**Your task**
An exact, complete copy of the entries is what is needed.

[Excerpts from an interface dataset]
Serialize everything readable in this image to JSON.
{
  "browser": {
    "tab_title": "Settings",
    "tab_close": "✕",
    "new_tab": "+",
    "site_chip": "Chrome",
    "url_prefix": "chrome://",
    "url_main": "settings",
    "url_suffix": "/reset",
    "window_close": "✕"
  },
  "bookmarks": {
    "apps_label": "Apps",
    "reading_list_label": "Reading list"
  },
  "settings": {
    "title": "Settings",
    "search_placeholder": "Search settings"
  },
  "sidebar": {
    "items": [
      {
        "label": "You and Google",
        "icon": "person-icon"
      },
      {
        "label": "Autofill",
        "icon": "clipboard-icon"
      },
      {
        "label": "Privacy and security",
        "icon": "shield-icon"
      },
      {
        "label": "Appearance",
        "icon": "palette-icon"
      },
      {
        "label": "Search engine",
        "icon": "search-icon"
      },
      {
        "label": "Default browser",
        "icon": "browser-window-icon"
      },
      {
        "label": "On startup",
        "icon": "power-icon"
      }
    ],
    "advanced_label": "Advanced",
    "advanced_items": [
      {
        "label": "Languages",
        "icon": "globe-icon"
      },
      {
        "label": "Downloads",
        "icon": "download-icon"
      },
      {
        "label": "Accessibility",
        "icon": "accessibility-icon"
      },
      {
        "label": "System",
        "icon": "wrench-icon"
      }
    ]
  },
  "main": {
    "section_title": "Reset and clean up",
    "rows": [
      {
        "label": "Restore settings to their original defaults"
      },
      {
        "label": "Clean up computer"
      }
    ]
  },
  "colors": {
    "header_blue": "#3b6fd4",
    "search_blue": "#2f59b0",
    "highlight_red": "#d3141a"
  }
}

**Your response**
Serialize everything readable in this image to JSON.
{
  "browser": {
    "tab_title": "Settings",
    "tab_close": "✕",
    "new_tab": "+",
    "site_chip": "Chrome",
    "url_prefix": "chrome://",
    "url_main": "settings",
    "url_suffix": "/reset",
    "window_close": "✕"
  },
  "bookmarks": {
    "apps_label": "Apps",
    "reading_list_label": "Reading list"
  },
  "settings": {
    "title": "Settings",
    "search_placeholder": "Search settings"
  },
  "sidebar": {
    "items": [
      {
        "label": "You and Google",
        "icon": "person-icon"
      },
      {
        "label": "Autofill",
        "icon": "clipboard-icon"
      },
      {
        "label": "Privacy and security",
        "icon": "shield-icon"
      },
      {
        "label": "Appearance",
        "icon": "palette-icon"
      },
      {
        "label": "Search engine",
        "icon": "search-icon"
      },
      {
        "label": "Default browser",
        "icon": "browser-window-icon"
      },
      {
        "label": "On startup",
        "icon": "power-icon"
      }
    ],
    "advanced_label": "Advanced",
    "advanced_items": [
      {
        "label": "Languages",
        "icon": "globe-icon"
      },
      {
        "label": "Downloads",
        "icon": "download-icon"
      },
      {
        "label": "Accessibility",
        "icon": "accessibility-icon"
      },
      {
        "label": "System",
        "icon": "wrench-icon"
      }
    ]
  },
  "main": {
    "section_title": "Reset and clean up",
    "rows": [
      {
        "label": "Restore settings to their original defaults"
      },
      {
        "label": "Clean up computer"
      }
    ]
  },
  "colors": {
    "header_blue": "#3b6fd4",
    "search_blue": "#2f59b0",
    "highlight_red": "#d3141a"
  }
}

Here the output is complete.